Maintaining Sports Fields & Grounds

By Emily Tipping



Infectious Myths

Many have raised concerns about the possibility that MRSA, or methicillin-resistant Staphylococcus aureus, is spread more readily on synthetic turf fields. But most of the actual research done shows that these infections are much more likely to be caused by unsanitary locker room practices.

"Every once in a while, synthetic fields are blamed for staph infections," said David Anderson, grounds manager for the Hempfield School District in Landisville, Pa., which has three synthetic turf fields. "But I think most of the research, and there's some that's been done by Penn State, has found that most staph infections come from unsanitary practices in the locker room."
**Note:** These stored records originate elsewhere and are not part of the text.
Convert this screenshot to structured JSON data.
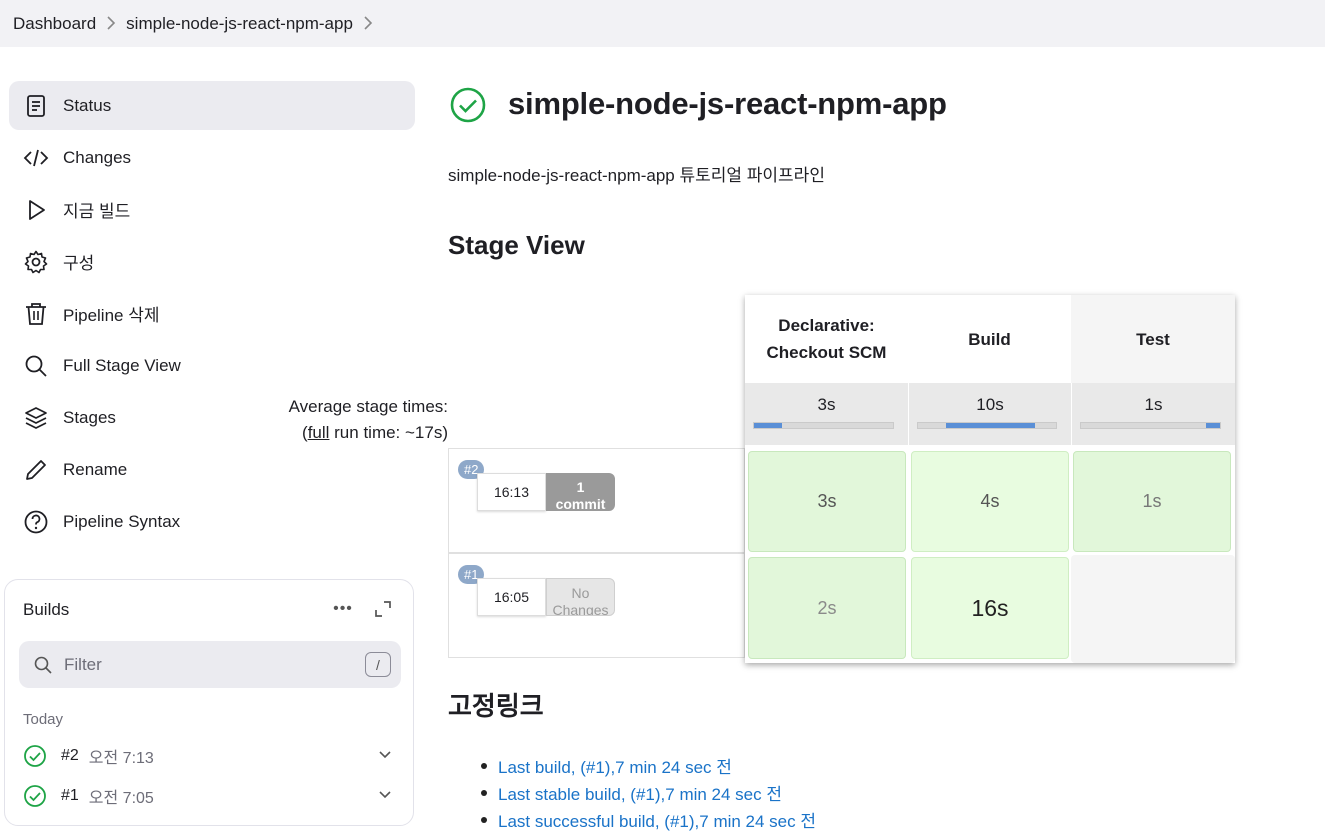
{
  "breadcrumb": {
    "items": [
      "Dashboard",
      "simple-node-js-react-npm-app"
    ]
  },
  "sidebar": {
    "items": [
      {
        "label": "Status",
        "icon": "document-icon",
        "active": true
      },
      {
        "label": "Changes",
        "icon": "code-icon"
      },
      {
        "label": "지금 빌드",
        "icon": "play-icon"
      },
      {
        "label": "구성",
        "icon": "gear-icon"
      },
      {
        "label": "Pipeline 삭제",
        "icon": "trash-icon"
      },
      {
        "label": "Full Stage View",
        "icon": "search-icon"
      },
      {
        "label": "Stages",
        "icon": "layers-icon"
      },
      {
        "label": "Rename",
        "icon": "pencil-icon"
      },
      {
        "label": "Pipeline Syntax",
        "icon": "help-icon"
      }
    ]
  },
  "builds": {
    "title": "Builds",
    "more": "•••",
    "filter_placeholder": "Filter",
    "filter_shortcut": "/",
    "group_label": "Today",
    "rows": [
      {
        "number": "#2",
        "time": "오전 7:13",
        "status": "success"
      },
      {
        "number": "#1",
        "time": "오전 7:05",
        "status": "success"
      }
    ]
  },
  "main": {
    "title": "simple-node-js-react-npm-app",
    "description": "simple-node-js-react-npm-app 튜토리얼 파이프라인",
    "stage_view_heading": "Stage View",
    "permalinks_heading": "고정링크",
    "status_color": "#1ea446",
    "link_color": "#1a73c8"
  },
  "stage_view": {
    "avg_label_line1": "Average stage times:",
    "avg_label_prefix": "(",
    "avg_label_full": "full",
    "avg_label_suffix": " run time: ~17s)",
    "stages": [
      {
        "name_line1": "Declarative:",
        "name_line2": "Checkout SCM",
        "avg": "3s",
        "avg_fraction": 0.2
      },
      {
        "name_line1": "Build",
        "name_line2": "",
        "avg": "10s",
        "avg_fraction": 0.85
      },
      {
        "name_line1": "Test",
        "name_line2": "",
        "avg": "1s",
        "avg_fraction": 0.1
      }
    ],
    "runs": [
      {
        "badge": "#2",
        "time": "16:13",
        "changes_line1": "1",
        "changes_line2": "commit",
        "has_changes": true,
        "durations": [
          "3s",
          "4s",
          "1s"
        ]
      },
      {
        "badge": "#1",
        "time": "16:05",
        "changes_line1": "No",
        "changes_line2": "Changes",
        "has_changes": false,
        "durations": [
          "2s",
          "16s",
          ""
        ]
      }
    ]
  },
  "permalinks": [
    "Last build, (#1),7 min 24 sec 전",
    "Last stable build, (#1),7 min 24 sec 전",
    "Last successful build, (#1),7 min 24 sec 전"
  ]
}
Just in case, some synthetic turf manufacturers go the extra yard, adding a high-tech antimicrobial product to fields, which is designed to provide protection against these infections. The product adds an invisible, odorless layer of protection that will not wear off or wash off of the field.

Midwood Field in Brooklyn, N.Y., features synthetic turf with the antimicrobial product applied.
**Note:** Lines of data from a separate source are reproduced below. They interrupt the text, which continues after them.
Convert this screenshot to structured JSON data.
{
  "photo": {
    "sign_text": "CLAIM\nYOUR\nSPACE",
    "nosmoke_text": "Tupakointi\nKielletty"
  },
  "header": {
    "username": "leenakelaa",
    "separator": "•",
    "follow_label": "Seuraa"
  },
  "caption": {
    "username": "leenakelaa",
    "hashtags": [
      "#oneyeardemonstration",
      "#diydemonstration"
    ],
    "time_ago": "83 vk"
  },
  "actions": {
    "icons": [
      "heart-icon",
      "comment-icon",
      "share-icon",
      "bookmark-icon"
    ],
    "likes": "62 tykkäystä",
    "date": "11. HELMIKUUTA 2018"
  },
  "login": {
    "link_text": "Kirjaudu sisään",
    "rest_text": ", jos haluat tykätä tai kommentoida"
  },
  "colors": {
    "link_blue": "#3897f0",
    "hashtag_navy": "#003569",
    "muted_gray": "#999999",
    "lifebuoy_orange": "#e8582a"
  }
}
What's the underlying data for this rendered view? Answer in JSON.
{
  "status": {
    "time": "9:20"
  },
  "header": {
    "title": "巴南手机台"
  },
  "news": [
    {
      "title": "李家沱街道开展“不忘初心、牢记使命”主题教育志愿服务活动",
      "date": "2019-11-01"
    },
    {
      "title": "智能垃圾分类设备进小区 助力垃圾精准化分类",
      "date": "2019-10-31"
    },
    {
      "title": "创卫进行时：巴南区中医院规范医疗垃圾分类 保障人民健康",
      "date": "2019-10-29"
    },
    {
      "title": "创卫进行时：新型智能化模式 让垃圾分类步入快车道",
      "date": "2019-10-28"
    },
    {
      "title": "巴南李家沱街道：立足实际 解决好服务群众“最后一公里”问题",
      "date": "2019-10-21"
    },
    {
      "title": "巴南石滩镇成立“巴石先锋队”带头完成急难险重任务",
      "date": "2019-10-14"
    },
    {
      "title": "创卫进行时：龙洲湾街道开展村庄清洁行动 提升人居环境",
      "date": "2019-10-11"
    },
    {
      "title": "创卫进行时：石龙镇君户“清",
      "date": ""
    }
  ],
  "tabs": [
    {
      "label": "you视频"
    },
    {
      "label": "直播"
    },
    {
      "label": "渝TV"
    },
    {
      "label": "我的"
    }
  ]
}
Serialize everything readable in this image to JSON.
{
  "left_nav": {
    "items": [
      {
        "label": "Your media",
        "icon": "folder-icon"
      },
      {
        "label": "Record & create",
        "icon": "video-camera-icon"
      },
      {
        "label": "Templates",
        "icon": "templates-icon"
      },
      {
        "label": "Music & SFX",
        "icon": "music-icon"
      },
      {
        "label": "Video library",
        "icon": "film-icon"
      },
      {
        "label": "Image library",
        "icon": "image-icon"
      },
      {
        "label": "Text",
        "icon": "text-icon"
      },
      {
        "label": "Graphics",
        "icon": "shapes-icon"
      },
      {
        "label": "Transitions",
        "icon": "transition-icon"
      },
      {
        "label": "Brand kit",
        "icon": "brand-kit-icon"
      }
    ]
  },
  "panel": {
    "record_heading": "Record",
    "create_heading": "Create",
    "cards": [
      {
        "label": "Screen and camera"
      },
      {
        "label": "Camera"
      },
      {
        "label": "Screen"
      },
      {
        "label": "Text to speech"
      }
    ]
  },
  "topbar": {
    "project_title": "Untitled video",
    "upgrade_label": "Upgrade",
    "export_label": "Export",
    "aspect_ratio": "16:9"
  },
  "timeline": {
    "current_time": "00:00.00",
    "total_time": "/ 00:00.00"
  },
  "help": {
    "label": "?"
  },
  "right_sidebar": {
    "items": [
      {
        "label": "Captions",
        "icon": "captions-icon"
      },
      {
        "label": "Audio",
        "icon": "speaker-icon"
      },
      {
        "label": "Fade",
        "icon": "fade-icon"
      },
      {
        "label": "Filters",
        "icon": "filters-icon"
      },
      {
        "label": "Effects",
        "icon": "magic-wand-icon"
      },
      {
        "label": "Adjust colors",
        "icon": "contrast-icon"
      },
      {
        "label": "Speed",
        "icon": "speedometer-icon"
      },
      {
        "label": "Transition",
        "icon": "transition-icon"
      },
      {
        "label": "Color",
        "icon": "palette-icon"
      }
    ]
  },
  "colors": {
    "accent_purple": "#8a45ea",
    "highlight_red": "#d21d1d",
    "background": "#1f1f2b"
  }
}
Keep On the Grass

According to Keep America Playing, there are some key steps to take to keep your natural turf in playing condition. First, use fields as little as possible when they're wet. Second, rotate play areas. And third, allow the turf to recover in the spring before you start practice.

We'll add a fourth essential step here: keep on the grass. In other words, maintenance is the key to keeping your fields in playing condition.
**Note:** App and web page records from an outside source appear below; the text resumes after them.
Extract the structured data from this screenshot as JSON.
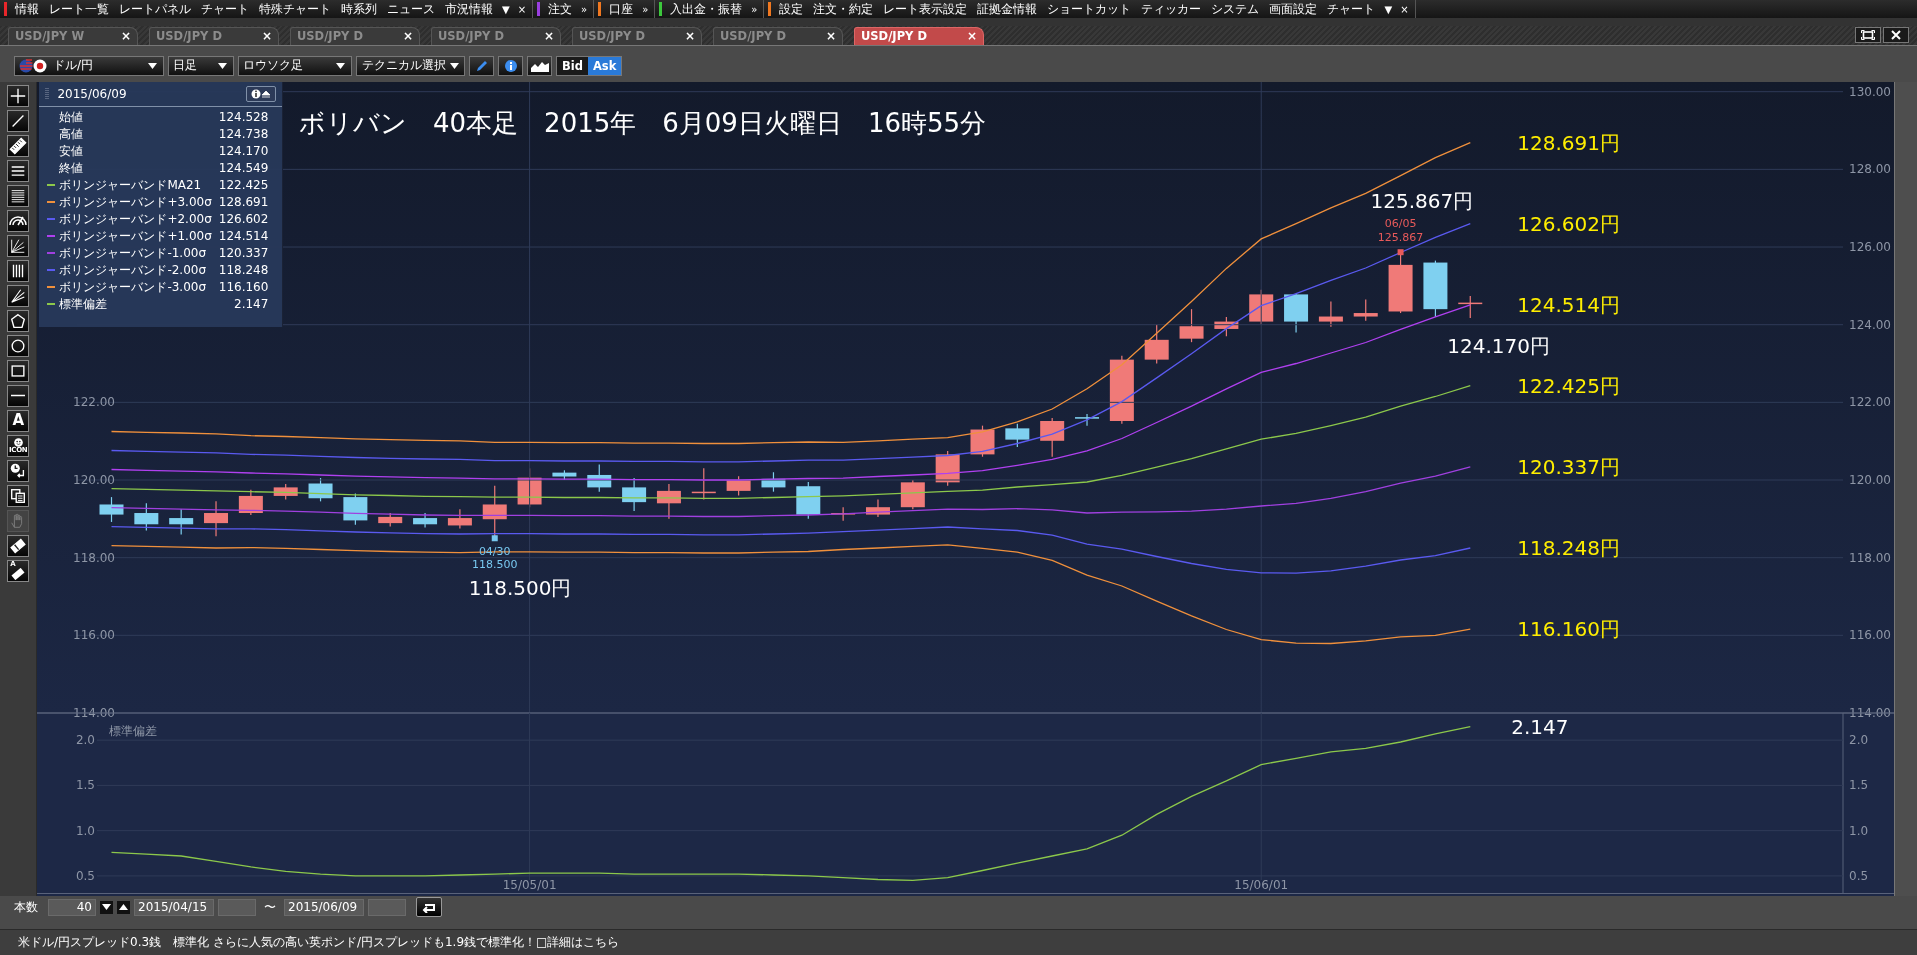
{
  "menu_bar": {
    "groups": [
      {
        "color": "#e8262a",
        "items": [
          "情報",
          "レート一覧",
          "レートパネル",
          "チャート",
          "特殊チャート",
          "時系列",
          "ニュース",
          "市況情報"
        ],
        "trailing": [
          "▼",
          "×"
        ]
      },
      {
        "color": "#9a3ee0",
        "items": [
          "注文"
        ],
        "trailing": [
          "»"
        ]
      },
      {
        "color": "#f07820",
        "items": [
          "口座"
        ],
        "trailing": [
          "»"
        ]
      },
      {
        "color": "#3cc83c",
        "items": [
          "入出金・振替"
        ],
        "trailing": [
          "»"
        ]
      },
      {
        "color": "#f07820",
        "items": [
          "設定",
          "注文・約定",
          "レート表示設定",
          "証拠金情報",
          "ショートカット",
          "ティッカー",
          "システム",
          "画面設定",
          "チャート"
        ],
        "trailing": [
          "▼",
          "×"
        ]
      }
    ]
  },
  "tabs": [
    {
      "label": "USD/JPY W",
      "close": "×",
      "selected": false
    },
    {
      "label": "USD/JPY D",
      "close": "×",
      "selected": false
    },
    {
      "label": "USD/JPY D",
      "close": "×",
      "selected": false
    },
    {
      "label": "USD/JPY D",
      "close": "×",
      "selected": false
    },
    {
      "label": "USD/JPY D",
      "close": "×",
      "selected": false
    },
    {
      "label": "USD/JPY D",
      "close": "×",
      "selected": false
    },
    {
      "label": "USD/JPY D",
      "close": "×",
      "selected": true
    }
  ],
  "toolbar": {
    "pair": "ドル/円",
    "timeframe": "日足",
    "chart_type": "ロウソク足",
    "technical_button": "テクニカル選択",
    "tool_buttons": [
      {
        "kind": "pencil"
      },
      {
        "kind": "info"
      },
      {
        "kind": "mountain"
      }
    ],
    "price_toggle": [
      {
        "label": "Bid",
        "selected": false
      },
      {
        "label": "Ask",
        "selected": true
      }
    ]
  },
  "left_tools": [
    {
      "kind": "crosshair",
      "disabled": false
    },
    {
      "kind": "line",
      "disabled": false
    },
    {
      "kind": "ruler",
      "disabled": false
    },
    {
      "kind": "lines3",
      "disabled": false
    },
    {
      "kind": "lines6",
      "disabled": false
    },
    {
      "kind": "gauge",
      "disabled": false
    },
    {
      "kind": "fan-axes",
      "disabled": false
    },
    {
      "kind": "vlines",
      "disabled": false
    },
    {
      "kind": "fan",
      "disabled": false
    },
    {
      "kind": "pentagon",
      "disabled": false
    },
    {
      "kind": "circle",
      "disabled": false
    },
    {
      "kind": "rectangle",
      "disabled": false
    },
    {
      "kind": "hline",
      "disabled": false
    },
    {
      "kind": "text",
      "label": "A",
      "disabled": false
    },
    {
      "kind": "stamp",
      "label": "ICON",
      "disabled": false
    },
    {
      "kind": "clock",
      "disabled": false
    },
    {
      "kind": "copy",
      "disabled": false
    },
    {
      "kind": "hand",
      "disabled": true
    },
    {
      "kind": "eraser",
      "disabled": false
    },
    {
      "kind": "text-eraser",
      "label": "A",
      "disabled": false
    }
  ],
  "info_panel": {
    "date": "2015/06/09",
    "ohlc_rows": [
      {
        "label": "始値",
        "value": "124.528"
      },
      {
        "label": "高値",
        "value": "124.738"
      },
      {
        "label": "安値",
        "value": "124.170"
      },
      {
        "label": "終値",
        "value": "124.549"
      }
    ],
    "band_values": [
      "122.425",
      "128.691",
      "126.602",
      "124.514",
      "120.337",
      "118.248",
      "116.160"
    ],
    "indicator_values": [
      "2.147"
    ]
  },
  "chart": {
    "chart_data": {
      "type": "line",
      "title": "ボリバン　40本足　2015年　6月09日火曜日　16時55分",
      "ylim": [
        114,
        130
      ],
      "grid": true,
      "yticks": [
        {
          "value": 130,
          "label": "130.00"
        },
        {
          "value": 128,
          "label": "128.00"
        },
        {
          "value": 126,
          "label": "126.00"
        },
        {
          "value": 124,
          "label": "124.00"
        },
        {
          "value": 122,
          "label": "122.00"
        },
        {
          "value": 120,
          "label": "120.00"
        },
        {
          "value": 118,
          "label": "118.00"
        },
        {
          "value": 116,
          "label": "116.00"
        },
        {
          "value": 114,
          "label": "114.00"
        }
      ],
      "series": [
        {
          "name": "ボリンジャーバンドMA21",
          "color": "#8cc84b",
          "values": [
            119.78,
            119.76,
            119.74,
            119.72,
            119.7,
            119.68,
            119.65,
            119.62,
            119.6,
            119.58,
            119.57,
            119.56,
            119.56,
            119.55,
            119.55,
            119.54,
            119.54,
            119.53,
            119.53,
            119.55,
            119.57,
            119.59,
            119.63,
            119.67,
            119.71,
            119.74,
            119.82,
            119.88,
            119.95,
            120.12,
            120.33,
            120.55,
            120.8,
            121.05,
            121.2,
            121.4,
            121.62,
            121.9,
            122.15,
            122.43
          ]
        },
        {
          "name": "ボリンジャーバンド+3.00σ",
          "color": "#f0903c",
          "values": [
            121.25,
            121.23,
            121.21,
            121.19,
            121.14,
            121.12,
            121.09,
            121.06,
            121.04,
            121.02,
            121.01,
            120.97,
            120.97,
            120.96,
            120.96,
            120.95,
            120.95,
            120.94,
            120.94,
            120.96,
            120.98,
            120.97,
            121.01,
            121.05,
            121.09,
            121.24,
            121.5,
            121.83,
            122.35,
            122.97,
            123.78,
            124.6,
            125.45,
            126.21,
            126.6,
            127.01,
            127.38,
            127.84,
            128.3,
            128.69
          ]
        },
        {
          "name": "ボリンジャーバンド+2.00σ",
          "color": "#5a5af0",
          "values": [
            120.76,
            120.74,
            120.72,
            120.7,
            120.66,
            120.64,
            120.61,
            120.58,
            120.56,
            120.54,
            120.53,
            120.5,
            120.5,
            120.49,
            120.49,
            120.48,
            120.48,
            120.47,
            120.47,
            120.49,
            120.51,
            120.51,
            120.55,
            120.59,
            120.63,
            120.74,
            120.94,
            121.18,
            121.55,
            122.02,
            122.63,
            123.25,
            123.9,
            124.49,
            124.8,
            125.14,
            125.46,
            125.86,
            126.25,
            126.6
          ]
        },
        {
          "name": "ボリンジャーバンド+1.00σ",
          "color": "#b040f0",
          "values": [
            120.27,
            120.25,
            120.23,
            120.21,
            120.18,
            120.16,
            120.13,
            120.1,
            120.08,
            120.06,
            120.05,
            120.03,
            120.03,
            120.02,
            120.02,
            120.01,
            120.01,
            120.0,
            120.0,
            120.02,
            120.04,
            120.05,
            120.09,
            120.13,
            120.17,
            120.24,
            120.38,
            120.53,
            120.75,
            121.07,
            121.48,
            121.9,
            122.35,
            122.77,
            123.0,
            123.27,
            123.54,
            123.88,
            124.2,
            124.51
          ]
        },
        {
          "name": "ボリンジャーバンド-1.00σ",
          "color": "#a040e0",
          "values": [
            119.29,
            119.27,
            119.25,
            119.23,
            119.22,
            119.2,
            119.17,
            119.14,
            119.12,
            119.1,
            119.09,
            119.09,
            119.09,
            119.08,
            119.08,
            119.07,
            119.07,
            119.06,
            119.06,
            119.08,
            119.1,
            119.13,
            119.17,
            119.21,
            119.25,
            119.24,
            119.26,
            119.23,
            119.15,
            119.17,
            119.18,
            119.2,
            119.25,
            119.33,
            119.4,
            119.53,
            119.7,
            119.92,
            120.1,
            120.34
          ]
        },
        {
          "name": "ボリンジャーバンド-2.00σ",
          "color": "#5a5af0",
          "values": [
            118.8,
            118.78,
            118.76,
            118.74,
            118.74,
            118.72,
            118.69,
            118.66,
            118.64,
            118.62,
            118.61,
            118.62,
            118.62,
            118.61,
            118.61,
            118.6,
            118.6,
            118.59,
            118.59,
            118.61,
            118.63,
            118.67,
            118.71,
            118.75,
            118.79,
            118.74,
            118.7,
            118.58,
            118.35,
            118.22,
            118.03,
            117.85,
            117.7,
            117.61,
            117.6,
            117.66,
            117.78,
            117.94,
            118.05,
            118.25
          ]
        },
        {
          "name": "ボリンジャーバンド-3.00σ",
          "color": "#f0903c",
          "values": [
            118.31,
            118.29,
            118.27,
            118.25,
            118.26,
            118.24,
            118.21,
            118.18,
            118.16,
            118.14,
            118.13,
            118.15,
            118.15,
            118.14,
            118.14,
            118.13,
            118.13,
            118.12,
            118.12,
            118.14,
            118.16,
            118.21,
            118.25,
            118.29,
            118.33,
            118.24,
            118.14,
            117.93,
            117.55,
            117.27,
            116.88,
            116.5,
            116.15,
            115.89,
            115.8,
            115.79,
            115.86,
            115.96,
            116.0,
            116.16
          ]
        }
      ],
      "annotations": [
        "128.691円",
        "126.602円",
        "124.514円",
        "122.425円",
        "120.337円",
        "118.248円",
        "116.160円",
        "125.867円",
        "124.170円",
        "118.500円"
      ]
    },
    "extreme_markers": [
      {
        "high": true,
        "date": "06/05",
        "price": "125.867",
        "color": "#e85a5a"
      },
      {
        "high": false,
        "date": "04/30",
        "price": "118.500",
        "color": "#78c8f0"
      }
    ]
  },
  "indicator_chart": {
    "chart_data": {
      "type": "line",
      "categories": [
        null,
        null,
        null,
        null,
        null,
        null,
        null,
        null,
        null,
        null,
        null,
        null,
        "15/05/01",
        null,
        null,
        null,
        null,
        null,
        null,
        null,
        null,
        null,
        null,
        null,
        null,
        null,
        null,
        null,
        null,
        null,
        null,
        null,
        null,
        "15/06/01",
        null,
        null,
        null,
        null,
        null,
        null
      ],
      "grid": true,
      "ylim": [
        0.3,
        2.3
      ],
      "yticks": [
        {
          "value": 2,
          "label": "2.0"
        },
        {
          "value": 1.5,
          "label": "1.5"
        },
        {
          "value": 1,
          "label": "1.0"
        },
        {
          "value": 0.5,
          "label": "0.5"
        }
      ],
      "series": [
        {
          "name": "標準偏差",
          "color": "#8cc84b",
          "values": [
            0.76,
            0.74,
            0.72,
            0.66,
            0.6,
            0.55,
            0.52,
            0.5,
            0.5,
            0.5,
            0.51,
            0.52,
            0.53,
            0.53,
            0.53,
            0.52,
            0.52,
            0.52,
            0.52,
            0.51,
            0.5,
            0.48,
            0.46,
            0.45,
            0.48,
            0.56,
            0.64,
            0.72,
            0.8,
            0.95,
            1.18,
            1.38,
            1.55,
            1.73,
            1.8,
            1.87,
            1.91,
            1.98,
            2.07,
            2.15
          ]
        }
      ],
      "annotations": [
        "2.147"
      ]
    }
  },
  "bottom_bar": {
    "count_label": "本数",
    "count": "40",
    "from_date": "2015/04/15",
    "range_separator": "〜",
    "to_date": "2015/06/09"
  },
  "ticker": {
    "text": "米ドル/円スプレッド0.3銭　標準化 さらに人気の高い英ポンド/円スプレッドも1.9銭で標準化！□詳細はこちら"
  }
}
The UCR Turf Web site states, "It is unwise to cut the school maintenance budget (irrigation, fertilization, pest and thatch control) for athletic fields planted to turf because developing athletes are put at significant risk." UCR Turf cites a study of football injuries at a dozen Pennsylvania high schools, which revealed that one-fifth of injuries were possibly field-related. When the turfgrass is properly cared for, the fields have better traction, better cushioning and better resiliency, and lower hardness, which reduces the probability of injury.

When you think about taking care of your natural turf fields, the first thing you need to remember is that you're caring for a living thing.

The Sports Turf Managers Association (STMA) emphasizes that natural turfgrass fields are "living, breathing organisms that require mowing, watering, fertilizing, time off from play, and depending on disease and pests, the application of plant protectants." Additional maintenance includes aerification at various times of the year to ease compaction, and removing debris.